**Exercise data**:

* * * * *

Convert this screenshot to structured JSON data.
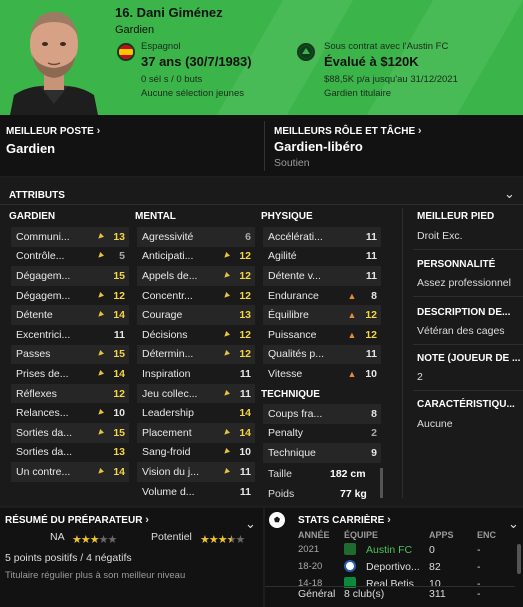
{
  "header": {
    "name": "16. Dani Giménez",
    "role": "Gardien",
    "nationality": "Espagnol",
    "age": "37 ans (30/7/1983)",
    "caps": "0 sél s / 0 buts",
    "youth": "Aucune sélection jeunes",
    "contract": "Sous contrat avec l'Austin FC",
    "value": "Évalué à $120K",
    "wage": "$88,5K p/a jusqu'au 31/12/2021",
    "status": "Gardien titulaire"
  },
  "info": {
    "best_pos_label": "MEILLEUR POSTE",
    "best_pos": "Gardien",
    "best_role_label": "MEILLEURS RÔLE ET TÂCHE",
    "best_role": "Gardien-libéro",
    "best_duty": "Soutien"
  },
  "attributes": {
    "title": "ATTRIBUTS",
    "gardien_title": "GARDIEN",
    "mental_title": "MENTAL",
    "physique_title": "PHYSIQUE",
    "technique_title": "TECHNIQUE",
    "gardien": [
      {
        "name": "Communi...",
        "val": "13",
        "arrow": "y"
      },
      {
        "name": "Contrôle...",
        "val": "5",
        "arrow": "y"
      },
      {
        "name": "Dégagem...",
        "val": "15",
        "arrow": ""
      },
      {
        "name": "Dégagem...",
        "val": "12",
        "arrow": "y"
      },
      {
        "name": "Détente",
        "val": "14",
        "arrow": "y"
      },
      {
        "name": "Excentrici...",
        "val": "11",
        "arrow": ""
      },
      {
        "name": "Passes",
        "val": "15",
        "arrow": "y"
      },
      {
        "name": "Prises de...",
        "val": "14",
        "arrow": "y"
      },
      {
        "name": "Réflexes",
        "val": "12",
        "arrow": ""
      },
      {
        "name": "Relances...",
        "val": "10",
        "arrow": "y"
      },
      {
        "name": "Sorties da...",
        "val": "15",
        "arrow": "y"
      },
      {
        "name": "Sorties da...",
        "val": "13",
        "arrow": ""
      },
      {
        "name": "Un contre...",
        "val": "14",
        "arrow": "y"
      }
    ],
    "mental": [
      {
        "name": "Agressivité",
        "val": "6",
        "arrow": ""
      },
      {
        "name": "Anticipati...",
        "val": "12",
        "arrow": "y"
      },
      {
        "name": "Appels de...",
        "val": "12",
        "arrow": "y"
      },
      {
        "name": "Concentr...",
        "val": "12",
        "arrow": "y"
      },
      {
        "name": "Courage",
        "val": "13",
        "arrow": ""
      },
      {
        "name": "Décisions",
        "val": "12",
        "arrow": "y"
      },
      {
        "name": "Détermin...",
        "val": "12",
        "arrow": "y"
      },
      {
        "name": "Inspiration",
        "val": "11",
        "arrow": ""
      },
      {
        "name": "Jeu collec...",
        "val": "11",
        "arrow": "y"
      },
      {
        "name": "Leadership",
        "val": "14",
        "arrow": ""
      },
      {
        "name": "Placement",
        "val": "14",
        "arrow": "y"
      },
      {
        "name": "Sang-froid",
        "val": "10",
        "arrow": "y"
      },
      {
        "name": "Vision du j...",
        "val": "11",
        "arrow": "y"
      },
      {
        "name": "Volume d...",
        "val": "11",
        "arrow": ""
      }
    ],
    "physique": [
      {
        "name": "Accélérati...",
        "val": "11",
        "arrow": ""
      },
      {
        "name": "Agilité",
        "val": "11",
        "arrow": ""
      },
      {
        "name": "Détente v...",
        "val": "11",
        "arrow": ""
      },
      {
        "name": "Endurance",
        "val": "8",
        "arrow": "o"
      },
      {
        "name": "Équilibre",
        "val": "12",
        "arrow": "o"
      },
      {
        "name": "Puissance",
        "val": "12",
        "arrow": "o"
      },
      {
        "name": "Qualités p...",
        "val": "11",
        "arrow": ""
      },
      {
        "name": "Vitesse",
        "val": "10",
        "arrow": "o"
      }
    ],
    "technique": [
      {
        "name": "Coups fra...",
        "val": "8",
        "arrow": ""
      },
      {
        "name": "Penalty",
        "val": "2",
        "arrow": ""
      },
      {
        "name": "Technique",
        "val": "9",
        "arrow": ""
      }
    ],
    "height_label": "Taille",
    "height": "182 cm",
    "weight_label": "Poids",
    "weight": "77 kg"
  },
  "side": {
    "foot_label": "MEILLEUR PIED",
    "foot": "Droit Exc.",
    "personality_label": "PERSONNALITÉ",
    "personality": "Assez professionnel",
    "media_label": "DESCRIPTION DE...",
    "media": "Vétéran des cages",
    "rating_label": "NOTE (JOUEUR DE ...",
    "rating": "2",
    "traits_label": "CARACTÉRISTIQU...",
    "traits": "Aucune"
  },
  "coach": {
    "title": "RÉSUMÉ DU PRÉPARATEUR",
    "na_label": "NA",
    "pot_label": "Potentiel",
    "na_stars": 3,
    "pot_stars": 3.5,
    "summary": "5 points positifs / 4 négatifs",
    "note": "Titulaire régulier plus à son meilleur niveau"
  },
  "career": {
    "title": "STATS CARRIÈRE",
    "col_year": "ANNÉE",
    "col_team": "ÉQUIPE",
    "col_apps": "APPS",
    "col_enc": "ENC",
    "rows": [
      {
        "year": "2021",
        "team": "Austin FC",
        "apps": "0",
        "enc": "-"
      },
      {
        "year": "18-20",
        "team": "Deportivo...",
        "apps": "82",
        "enc": "-"
      },
      {
        "year": "14-18",
        "team": "Real Betis",
        "apps": "10",
        "enc": "-"
      }
    ],
    "total_label": "Général",
    "total_clubs": "8 club(s)",
    "total_apps": "311",
    "total_enc": "-"
  },
  "colors": {
    "header_green": "#3bb54a",
    "accent_yellow": "#f5d742",
    "arrow_orange": "#e98a33"
  }
}
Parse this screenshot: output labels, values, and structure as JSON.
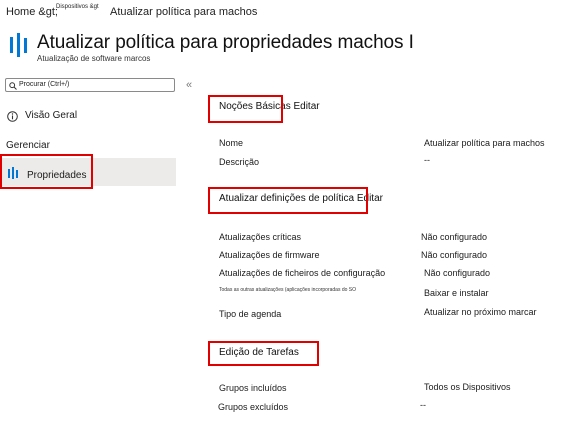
{
  "breadcrumb": {
    "home": "Home &gt;",
    "devices": "Dispositivos &gt",
    "current": "Atualizar política para machos"
  },
  "header": {
    "title": "Atualizar política para propriedades machos I",
    "subtitle": "Atualização de software marcos"
  },
  "sidebar": {
    "search_placeholder": "Procurar (Ctrl+/)",
    "collapse_glyph": "«",
    "overview_label": "Visão Geral",
    "manage_label": "Gerenciar",
    "properties_label": "Propriedades"
  },
  "sections": {
    "basics": {
      "title": "Noções Básicas Editar",
      "rows": [
        {
          "label": "Nome",
          "value": "Atualizar política para machos"
        },
        {
          "label": "Descrição",
          "value": "--"
        }
      ]
    },
    "settings": {
      "title": "Atualizar definições de política Editar",
      "rows": [
        {
          "label": "Atualizações críticas",
          "value": "Não configurado"
        },
        {
          "label": "Atualizações de firmware",
          "value": "Não configurado"
        },
        {
          "label": "Atualizações de ficheiros de configuração",
          "value": "Não configurado"
        },
        {
          "label": "Todas as outras atualizações (aplicações incorporadas do SO",
          "value": "Baixar e instalar"
        },
        {
          "label": "Tipo de agenda",
          "value": "Atualizar no próximo marcar"
        }
      ]
    },
    "tasks": {
      "title": "Edição de Tarefas",
      "rows": [
        {
          "label": "Grupos incluídos",
          "value": "Todos os Dispositivos"
        },
        {
          "label": "Grupos excluídos",
          "value": "--"
        }
      ]
    }
  },
  "colors": {
    "highlight": "#e00000",
    "selected_bg": "#edebe9",
    "icon_blue": "#0078d4"
  }
}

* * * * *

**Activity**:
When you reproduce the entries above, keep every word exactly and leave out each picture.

**Exercise result**:
Convert this screenshot to structured JSON data.
{
  "header": {
    "name": "16. Dani Giménez",
    "role": "Gardien",
    "nationality": "Espagnol",
    "age": "37 ans (30/7/1983)",
    "caps": "0 sél s / 0 buts",
    "youth": "Aucune sélection jeunes",
    "contract": "Sous contrat avec l'Austin FC",
    "value": "Évalué à $120K",
    "wage": "$88,5K p/a jusqu'au 31/12/2021",
    "status": "Gardien titulaire"
  },
  "info": {
    "best_pos_label": "MEILLEUR POSTE",
    "best_pos": "Gardien",
    "best_role_label": "MEILLEURS RÔLE ET TÂCHE",
    "best_role": "Gardien-libéro",
    "best_duty": "Soutien"
  },
  "attributes": {
    "title": "ATTRIBUTS",
    "gardien_title": "GARDIEN",
    "mental_title": "MENTAL",
    "physique_title": "PHYSIQUE",
    "technique_title": "TECHNIQUE",
    "gardien": [
      {
        "name": "Communi...",
        "val": "13",
        "arrow": "y"
      },
      {
        "name": "Contrôle...",
        "val": "5",
        "arrow": "y"
      },
      {
        "name": "Dégagem...",
        "val": "15",
        "arrow": ""
      },
      {
        "name": "Dégagem...",
        "val": "12",
        "arrow": "y"
      },
      {
        "name": "Détente",
        "val": "14",
        "arrow": "y"
      },
      {
        "name": "Excentrici...",
        "val": "11",
        "arrow": ""
      },
      {
        "name": "Passes",
        "val": "15",
        "arrow": "y"
      },
      {
        "name": "Prises de...",
        "val": "14",
        "arrow": "y"
      },
      {
        "name": "Réflexes",
        "val": "12",
        "arrow": ""
      },
      {
        "name": "Relances...",
        "val": "10",
        "arrow": "y"
      },
      {
        "name": "Sorties da...",
        "val": "15",
        "arrow": "y"
      },
      {
        "name": "Sorties da...",
        "val": "13",
        "arrow": ""
      },
      {
        "name": "Un contre...",
        "val": "14",
        "arrow": "y"
      }
    ],
    "mental": [
      {
        "name": "Agressivité",
        "val": "6",
        "arrow": ""
      },
      {
        "name": "Anticipati...",
        "val": "12",
        "arrow": "y"
      },
      {
        "name": "Appels de...",
        "val": "12",
        "arrow": "y"
      },
      {
        "name": "Concentr...",
        "val": "12",
        "arrow": "y"
      },
      {
        "name": "Courage",
        "val": "13",
        "arrow": ""
      },
      {
        "name": "Décisions",
        "val": "12",
        "arrow": "y"
      },
      {
        "name": "Détermin...",
        "val": "12",
        "arrow": "y"
      },
      {
        "name": "Inspiration",
        "val": "11",
        "arrow": ""
      },
      {
        "name": "Jeu collec...",
        "val": "11",
        "arrow": "y"
      },
      {
        "name": "Leadership",
        "val": "14",
        "arrow": ""
      },
      {
        "name": "Placement",
        "val": "14",
        "arrow": "y"
      },
      {
        "name": "Sang-froid",
        "val": "10",
        "arrow": "y"
      },
      {
        "name": "Vision du j...",
        "val": "11",
        "arrow": "y"
      },
      {
        "name": "Volume d...",
        "val": "11",
        "arrow": ""
      }
    ],
    "physique": [
      {
        "name": "Accélérati...",
        "val": "11",
        "arrow": ""
      },
      {
        "name": "Agilité",
        "val": "11",
        "arrow": ""
      },
      {
        "name": "Détente v...",
        "val": "11",
        "arrow": ""
      },
      {
        "name": "Endurance",
        "val": "8",
        "arrow": "o"
      },
      {
        "name": "Équilibre",
        "val": "12",
        "arrow": "o"
      },
      {
        "name": "Puissance",
        "val": "12",
        "arrow": "o"
      },
      {
        "name": "Qualités p...",
        "val": "11",
        "arrow": ""
      },
      {
        "name": "Vitesse",
        "val": "10",
        "arrow": "o"
      }
    ],
    "technique": [
      {
        "name": "Coups fra...",
        "val": "8",
        "arrow": ""
      },
      {
        "name": "Penalty",
        "val": "2",
        "arrow": ""
      },
      {
        "name": "Technique",
        "val": "9",
        "arrow": ""
      }
    ],
    "height_label": "Taille",
    "height": "182 cm",
    "weight_label": "Poids",
    "weight": "77 kg"
  },
  "side": {
    "foot_label": "MEILLEUR PIED",
    "foot": "Droit Exc.",
    "personality_label": "PERSONNALITÉ",
    "personality": "Assez professionnel",
    "media_label": "DESCRIPTION DE...",
    "media": "Vétéran des cages",
    "rating_label": "NOTE (JOUEUR DE ...",
    "rating": "2",
    "traits_label": "CARACTÉRISTIQU...",
    "traits": "Aucune"
  },
  "coach": {
    "title": "RÉSUMÉ DU PRÉPARATEUR",
    "na_label": "NA",
    "pot_label": "Potentiel",
    "na_stars": 3,
    "pot_stars": 3.5,
    "summary": "5 points positifs / 4 négatifs",
    "note": "Titulaire régulier plus à son meilleur niveau"
  },
  "career": {
    "title": "STATS CARRIÈRE",
    "col_year": "ANNÉE",
    "col_team": "ÉQUIPE",
    "col_apps": "APPS",
    "col_enc": "ENC",
    "rows": [
      {
        "year": "2021",
        "team": "Austin FC",
        "apps": "0",
        "enc": "-"
      },
      {
        "year": "18-20",
        "team": "Deportivo...",
        "apps": "82",
        "enc": "-"
      },
      {
        "year": "14-18",
        "team": "Real Betis",
        "apps": "10",
        "enc": "-"
      }
    ],
    "total_label": "Général",
    "total_clubs": "8 club(s)",
    "total_apps": "311",
    "total_enc": "-"
  },
  "colors": {
    "header_green": "#3bb54a",
    "accent_yellow": "#f5d742",
    "arrow_orange": "#e98a33"
  }
}
Parse this screenshot: output labels, values, and structure as JSON.
{
  "breadcrumb": {
    "home": "Home &gt;",
    "devices": "Dispositivos &gt",
    "current": "Atualizar política para machos"
  },
  "header": {
    "title": "Atualizar política para propriedades machos I",
    "subtitle": "Atualização de software marcos"
  },
  "sidebar": {
    "search_placeholder": "Procurar (Ctrl+/)",
    "collapse_glyph": "«",
    "overview_label": "Visão Geral",
    "manage_label": "Gerenciar",
    "properties_label": "Propriedades"
  },
  "sections": {
    "basics": {
      "title": "Noções Básicas Editar",
      "rows": [
        {
          "label": "Nome",
          "value": "Atualizar política para machos"
        },
        {
          "label": "Descrição",
          "value": "--"
        }
      ]
    },
    "settings": {
      "title": "Atualizar definições de política Editar",
      "rows": [
        {
          "label": "Atualizações críticas",
          "value": "Não configurado"
        },
        {
          "label": "Atualizações de firmware",
          "value": "Não configurado"
        },
        {
          "label": "Atualizações de ficheiros de configuração",
          "value": "Não configurado"
        },
        {
          "label": "Todas as outras atualizações (aplicações incorporadas do SO",
          "value": "Baixar e instalar"
        },
        {
          "label": "Tipo de agenda",
          "value": "Atualizar no próximo marcar"
        }
      ]
    },
    "tasks": {
      "title": "Edição de Tarefas",
      "rows": [
        {
          "label": "Grupos incluídos",
          "value": "Todos os Dispositivos"
        },
        {
          "label": "Grupos excluídos",
          "value": "--"
        }
      ]
    }
  },
  "colors": {
    "highlight": "#e00000",
    "selected_bg": "#edebe9",
    "icon_blue": "#0078d4"
  }
}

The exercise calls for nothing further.